To use your chicken manure tea, you must dilute it first. Use one part manure tea to four parts of water. Avoid applying it directly on leaves you’ll be eating or on root crops. This ensures you have less risk of salmonella or E.coli contamination.
A weekly watering with this manure tea will provide a real kickstart to young plants!
Where To Buy Chicken Manure
Buying chicken manure when it’s fresh requires access to someone who has chickens. You may be able to source fresh manure from a neighbor with a henhouse for free! But otherwise, you’ll need to be more creative and contact local chicken farmers.
It’s far easier to find already composted manure. The average big box store will have at least a couple local brands available. The quantities vary; it may be as little as five pounds or as much as twenty-five.
And don’t fear, if you can’t easily find it at your local garden center, there’s still hope. There’s some great organic brands online!
Espoma GM25 3-2-3 Organic Chicken Manure, 25lb
Espoma’s chicken manure has been dehydrated and pressed into granules. This makes it much easier for people to work with than fresh chicken litter!
Guaranteed to be a 3-2-3 fertilizer, it’s certified for organic use. It’s a slow-release option that will also condition the soil.
Pearl Valley Organix 080951 Coop Poop All Purpose Garden Food, 40 lb
Pearl Valley Organix’s Coop Poop is a pelletized composted chicken fertilizer. It rates out at about a 2-4-3 overall, but has an extremely high 8% calcium, which is phenomenal for tomatoes and pepper plants!
As the granules are fine, they can be used in a seed spreader to fertilize your lawn. It’s also easy to work into the soil. This one’s OMRI-rated for organic use, too.
Hoffman 20505 Dehydrated Super Manure 4-2-3, 5 Pounds
Don’t need a massive amount of chicken fertilizer? Hoffman’s Super Manure is another pelletized organic option for you. Sold in 5-lb bags, it provides ample nutrition for houseplants or small gardens.
This one rates out at a 4-2-3 NPK. It’s less stinky than most brands. Still, if you plan on using it indoors, you may want to spread some on a tray for a couple days to air out. This allows some of the remaining manure scent to dissipate before use.
Chicken litter is a great natural fertilizer. It really shows its benefits in the health and yield of your garden plants! Have you used chicken fertilizer before, and if so, how much did your yield improve? Let us know in the comment section!

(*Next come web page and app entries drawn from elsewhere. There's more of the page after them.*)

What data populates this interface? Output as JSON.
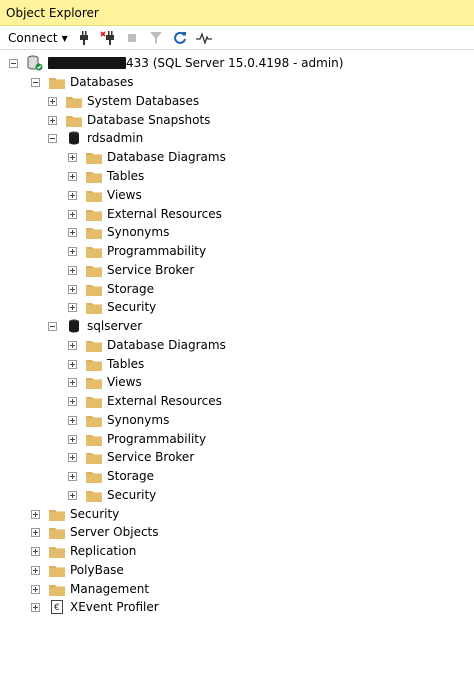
{
  "panel": {
    "title": "Object Explorer"
  },
  "toolbar": {
    "connect_label": "Connect",
    "icons": [
      "connect-plug-icon",
      "disconnect-icon",
      "stop-icon",
      "filter-icon",
      "refresh-icon",
      "activity-monitor-icon"
    ]
  },
  "server": {
    "label_suffix": "433 (SQL Server 15.0.4198 - admin)"
  },
  "tree": {
    "databases": "Databases",
    "system_databases": "System Databases",
    "database_snapshots": "Database Snapshots",
    "db1": {
      "name": "rdsadmin",
      "children": [
        "Database Diagrams",
        "Tables",
        "Views",
        "External Resources",
        "Synonyms",
        "Programmability",
        "Service Broker",
        "Storage",
        "Security"
      ]
    },
    "db2": {
      "name": "sqlserver",
      "children": [
        "Database Diagrams",
        "Tables",
        "Views",
        "External Resources",
        "Synonyms",
        "Programmability",
        "Service Broker",
        "Storage",
        "Security"
      ]
    },
    "top_level": [
      "Security",
      "Server Objects",
      "Replication",
      "PolyBase",
      "Management",
      "XEvent Profiler"
    ]
  },
  "colors": {
    "title_bg": "#fff29d",
    "folder": "#dcb05b",
    "folder_dark": "#c89a3e"
  }
}
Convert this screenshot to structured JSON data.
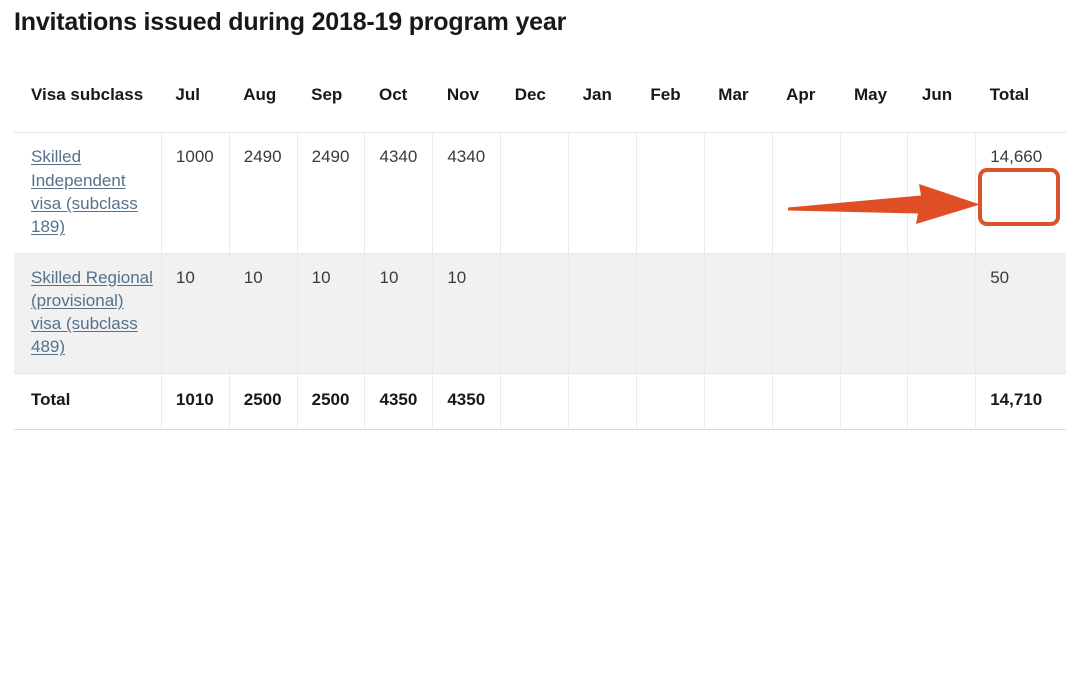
{
  "page": {
    "title": "Invitations issued during 2018-19 program year"
  },
  "table": {
    "columns": [
      {
        "key": "visa",
        "label": "Visa subclass"
      },
      {
        "key": "jul",
        "label": "Jul"
      },
      {
        "key": "aug",
        "label": "Aug"
      },
      {
        "key": "sep",
        "label": "Sep"
      },
      {
        "key": "oct",
        "label": "Oct"
      },
      {
        "key": "nov",
        "label": "Nov"
      },
      {
        "key": "dec",
        "label": "Dec"
      },
      {
        "key": "jan",
        "label": "Jan"
      },
      {
        "key": "feb",
        "label": "Feb"
      },
      {
        "key": "mar",
        "label": "Mar"
      },
      {
        "key": "apr",
        "label": "Apr"
      },
      {
        "key": "may",
        "label": "May"
      },
      {
        "key": "jun",
        "label": "Jun"
      },
      {
        "key": "total",
        "label": "Total"
      }
    ],
    "rows": [
      {
        "label": "Skilled Independent visa (subclass 189)",
        "is_link": true,
        "values": [
          "1000",
          "2490",
          "2490",
          "4340",
          "4340",
          "",
          "",
          "",
          "",
          "",
          "",
          "",
          "14,660"
        ]
      },
      {
        "label": "Skilled Regional (provisional) visa (subclass 489)",
        "is_link": true,
        "values": [
          "10",
          "10",
          "10",
          "10",
          "10",
          "",
          "",
          "",
          "",
          "",
          "",
          "",
          "50"
        ]
      },
      {
        "label": "Total",
        "is_link": false,
        "values": [
          "1010",
          "2500",
          "2500",
          "4350",
          "4350",
          "",
          "",
          "",
          "",
          "",
          "",
          "",
          "14,710"
        ]
      }
    ]
  },
  "annotation": {
    "highlighted_value": "14,660",
    "arrow_color": "#e04e26",
    "box_color": "#d9532c"
  },
  "colors": {
    "link": "#55718c",
    "text": "#16191c",
    "row_alt_background": "#f1f1f2"
  }
}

The Green Thumbs Behind This Article:
Last update on 2019-08-21 / Affiliate links / Images from Amazon Product Advertising API